“Taking legislative action — for example, banning smoking in bars — became more acceptable when there were appropriate levels of public support to move forward with those types of actions,” Faulkner said.

Following up on the benchmark established by this study, researchers hope to conduct the survey again in 2025 to see if attitudes have changed.


@katslepian

katya.slepian@bpdigital.ca

Like us on Facebook and follow us on Twitter.

Just Posted

Convicted animal abuser to return to B.C. court May 21

Catherine Jessica Adams is facing a breach of probation charge

Northwest Fire Centre open burn ban lifted

Recent rain, cooler temperatures have lowered the region’s fire risk

Telkwa pot plant application passes review

Cannabis company claims new Health Canada regulations are working in its favour

Cullen demands action on Ecstall River

Failing to penalize parties involved undermines all salmon conservation efforts, MP says

Governments, industry bid on optimism amid timber review

The possibility of reduced forestry activity in the near future is sinking… Continue reading

UPDATE: B.C. pilot killed in Honduras plane crash

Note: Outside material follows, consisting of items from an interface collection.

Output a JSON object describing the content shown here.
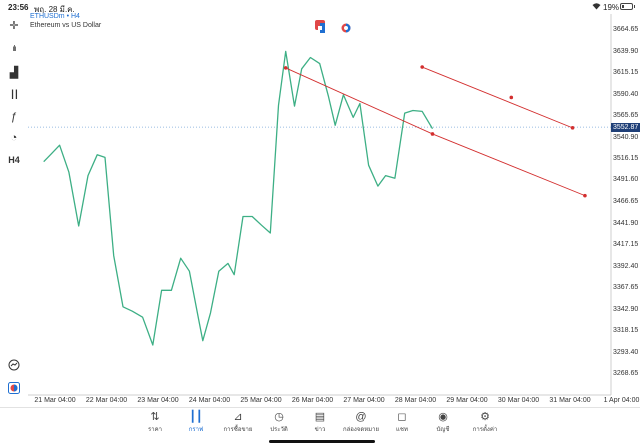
{
  "status_bar": {
    "time": "23:56",
    "date": "พฤ. 28 มี.ค.",
    "battery": "19%"
  },
  "symbol": {
    "name": "ETHUSDm",
    "timeframe_sep": "•",
    "timeframe": "H4",
    "description": "Ethereum vs US Dollar"
  },
  "toolbar": [
    {
      "name": "crosshair-icon",
      "glyph": "✛"
    },
    {
      "name": "indicators-icon",
      "glyph": "ılı"
    },
    {
      "name": "chart-type-icon",
      "glyph": "▟"
    },
    {
      "name": "candles-icon",
      "glyph": "┃┃"
    },
    {
      "name": "function-icon",
      "glyph": "ƒ"
    },
    {
      "name": "objects-icon",
      "glyph": "◔"
    },
    {
      "name": "timeframe-button",
      "glyph": "H4"
    }
  ],
  "current_price": "3552.87",
  "chart_data": {
    "type": "line",
    "title": "ETHUSDm, H4",
    "x": [
      "21 Mar 04:00",
      "22 Mar 04:00",
      "23 Mar 04:00",
      "24 Mar 04:00",
      "25 Mar 04:00",
      "26 Mar 04:00",
      "27 Mar 04:00",
      "28 Mar 04:00",
      "29 Mar 04:00",
      "30 Mar 04:00",
      "31 Mar 04:00",
      "1 Apr 04:00"
    ],
    "y_ticks": [
      "3664.65",
      "3639.90",
      "3615.15",
      "3590.40",
      "3565.65",
      "3540.90",
      "3516.15",
      "3491.60",
      "3466.65",
      "3441.90",
      "3417.15",
      "3392.40",
      "3367.65",
      "3342.90",
      "3318.15",
      "3293.40",
      "3268.65"
    ],
    "ylim": [
      3250,
      3680
    ],
    "series": [
      {
        "color": "#3daf85",
        "values": [
          {
            "x": -0.22,
            "y": 3513
          },
          {
            "x": -0.09,
            "y": 3521
          },
          {
            "x": 0.09,
            "y": 3532
          },
          {
            "x": 0.27,
            "y": 3501
          },
          {
            "x": 0.46,
            "y": 3439
          },
          {
            "x": 0.64,
            "y": 3497
          },
          {
            "x": 0.82,
            "y": 3521
          },
          {
            "x": 0.97,
            "y": 3518
          },
          {
            "x": 1.14,
            "y": 3405
          },
          {
            "x": 1.32,
            "y": 3346
          },
          {
            "x": 1.5,
            "y": 3341
          },
          {
            "x": 1.7,
            "y": 3334
          },
          {
            "x": 1.9,
            "y": 3302
          },
          {
            "x": 2.07,
            "y": 3365
          },
          {
            "x": 2.26,
            "y": 3365
          },
          {
            "x": 2.44,
            "y": 3402
          },
          {
            "x": 2.61,
            "y": 3387
          },
          {
            "x": 2.79,
            "y": 3331
          },
          {
            "x": 2.87,
            "y": 3307
          },
          {
            "x": 3.02,
            "y": 3339
          },
          {
            "x": 3.18,
            "y": 3387
          },
          {
            "x": 3.36,
            "y": 3396
          },
          {
            "x": 3.48,
            "y": 3383
          },
          {
            "x": 3.65,
            "y": 3450
          },
          {
            "x": 3.83,
            "y": 3450
          },
          {
            "x": 4.01,
            "y": 3440
          },
          {
            "x": 4.18,
            "y": 3431
          },
          {
            "x": 4.34,
            "y": 3578
          },
          {
            "x": 4.48,
            "y": 3640
          },
          {
            "x": 4.65,
            "y": 3577
          },
          {
            "x": 4.79,
            "y": 3620
          },
          {
            "x": 4.96,
            "y": 3633
          },
          {
            "x": 5.14,
            "y": 3626
          },
          {
            "x": 5.31,
            "y": 3588
          },
          {
            "x": 5.44,
            "y": 3555
          },
          {
            "x": 5.6,
            "y": 3590
          },
          {
            "x": 5.79,
            "y": 3564
          },
          {
            "x": 5.92,
            "y": 3580
          },
          {
            "x": 6.09,
            "y": 3509
          },
          {
            "x": 6.27,
            "y": 3485
          },
          {
            "x": 6.42,
            "y": 3497
          },
          {
            "x": 6.6,
            "y": 3494
          },
          {
            "x": 6.79,
            "y": 3569
          },
          {
            "x": 6.95,
            "y": 3572
          },
          {
            "x": 7.13,
            "y": 3571
          },
          {
            "x": 7.33,
            "y": 3551
          }
        ]
      }
    ],
    "trendlines": [
      {
        "color": "#d32f2f",
        "x1": 4.48,
        "y1": 3621,
        "x2": 7.33,
        "y2": 3545
      },
      {
        "color": "#d32f2f",
        "x1": 7.13,
        "y1": 3622,
        "x2": 10.05,
        "y2": 3552
      },
      {
        "color": "#d32f2f",
        "x1": 10.29,
        "y1": 3474,
        "x2": 10.29,
        "y2": 3474,
        "note_style": "point"
      }
    ],
    "current_price_line": 3552.87
  },
  "bottom_nav": [
    {
      "name": "nav-quotes",
      "label": "ราคา",
      "icon": "⇅",
      "active": false
    },
    {
      "name": "nav-chart",
      "label": "กราฟ",
      "icon": "┃┃",
      "active": true
    },
    {
      "name": "nav-trade",
      "label": "การซื้อขาย",
      "icon": "📈",
      "active": false
    },
    {
      "name": "nav-history",
      "label": "ประวัติ",
      "icon": "◷",
      "active": false
    },
    {
      "name": "nav-news",
      "label": "ข่าว",
      "icon": "▤",
      "active": false
    },
    {
      "name": "nav-mailbox",
      "label": "กล่องจดหมาย",
      "icon": "@",
      "active": false
    },
    {
      "name": "nav-chat",
      "label": "แชท",
      "icon": "◻",
      "active": false
    },
    {
      "name": "nav-accounts",
      "label": "บัญชี",
      "icon": "◉",
      "active": false
    },
    {
      "name": "nav-settings",
      "label": "การตั้งค่า",
      "icon": "⚙",
      "active": false
    }
  ]
}
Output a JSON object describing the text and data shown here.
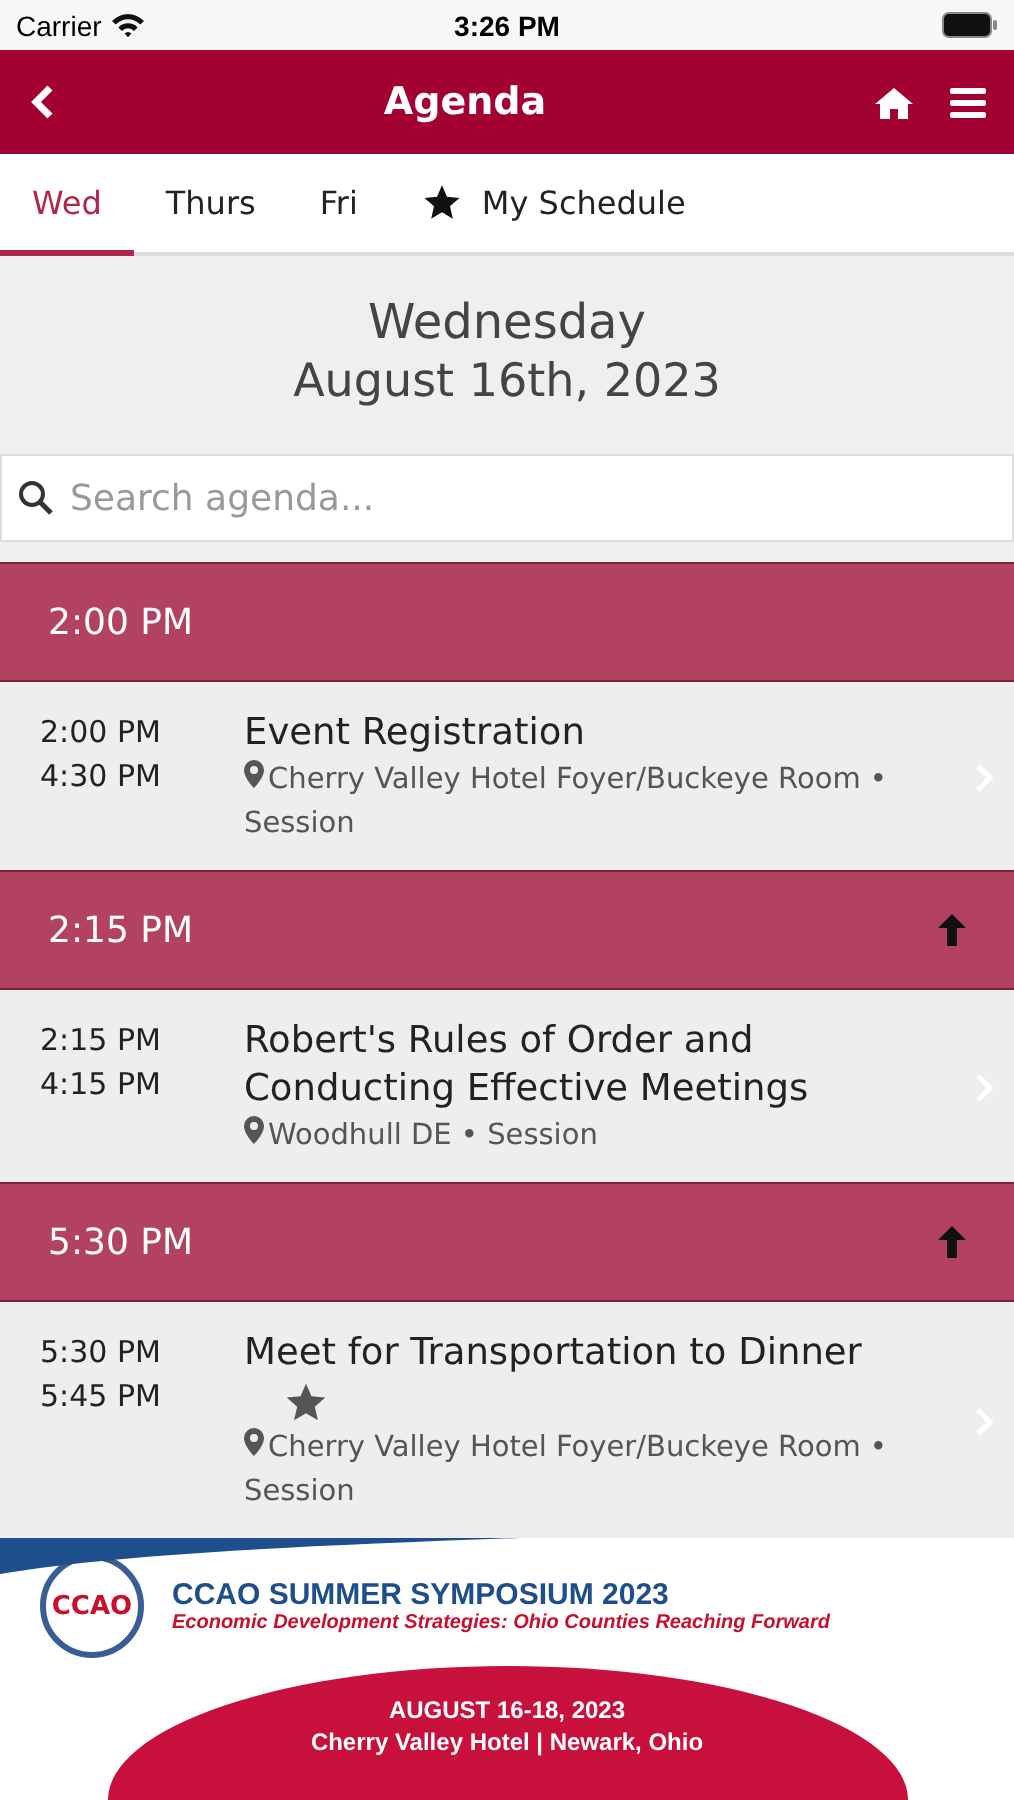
{
  "status_bar": {
    "carrier": "Carrier",
    "time": "3:26 PM"
  },
  "nav": {
    "title": "Agenda"
  },
  "tabs": [
    {
      "label": "Wed",
      "selected": true,
      "kind": "day"
    },
    {
      "label": "Thurs",
      "selected": false,
      "kind": "day"
    },
    {
      "label": "Fri",
      "selected": false,
      "kind": "day"
    },
    {
      "label": "My Schedule",
      "selected": false,
      "kind": "starred"
    }
  ],
  "date_header": {
    "weekday": "Wednesday",
    "date": "August 16th, 2023"
  },
  "search": {
    "placeholder": "Search agenda..."
  },
  "sections": [
    {
      "time": "2:00 PM",
      "up_arrow": false,
      "events": [
        {
          "start": "2:00 PM",
          "end": "4:30 PM",
          "title": "Event Registration",
          "starred": false,
          "location": "Cherry Valley Hotel Foyer/Buckeye Room • Session"
        }
      ]
    },
    {
      "time": "2:15 PM",
      "up_arrow": true,
      "events": [
        {
          "start": "2:15 PM",
          "end": "4:15 PM",
          "title": "Robert's Rules of Order and Conducting Effective Meetings",
          "starred": false,
          "location": "Woodhull DE • Session"
        }
      ]
    },
    {
      "time": "5:30 PM",
      "up_arrow": true,
      "events": [
        {
          "start": "5:30 PM",
          "end": "5:45 PM",
          "title": "Meet for Transportation to Dinner",
          "starred": true,
          "location": "Cherry Valley Hotel Foyer/Buckeye Room • Session"
        }
      ]
    }
  ],
  "banner": {
    "logo": "CCAO",
    "title": "CCAO SUMMER SYMPOSIUM 2023",
    "subtitle": "Economic Development Strategies: Ohio Counties Reaching Forward",
    "dates": "AUGUST 16-18, 2023",
    "venue": "Cherry Valley Hotel | Newark, Ohio"
  }
}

The crash happened in the Roatan Islands area, according to officials

‘Teams that win are tight’: B.C. Lions search for chemistry at training camp

The Lions added more than 50 new faces over the off-season, from coaching staff to key players

Rescue crews still searching for Okanagan kayaker last seen three days ago

71-year-old Zygmunt Janiewicz was reported missing Friday

B.C. VIEWS: Reality of our plastic recycling routine exposed

Turns out dear old China wasn’t doing such a great job

Carbon dioxide at highest levels for over 2.5 million years, expert warns of 100 years of disruption

CO2 levels rising rapidly, now higher than at any point in humanity’s history

B.C. residential school survivor’s indomitable human spirit centre of school play

Terrace theatre company plans to revive Nisga’a leader Larry Guno’s Bunk #7 next year

B.C. ferry stops to let black bear swim past near Nanaimo

Queen of Oak Bay brakes for wildlife in Nanaimo’s Departure Bay

Mother dead, child in critical condition after carbon monoxide poisoning at Shuswap campground

The woman was found unresponsive insider her tent and the youth was taken via air ambulance to hospital

Canada’s parole officers say correctional system has reached breaking point

About half of Canada’s federal parole officers work inside penitentiaries and correctional institutions

Most Read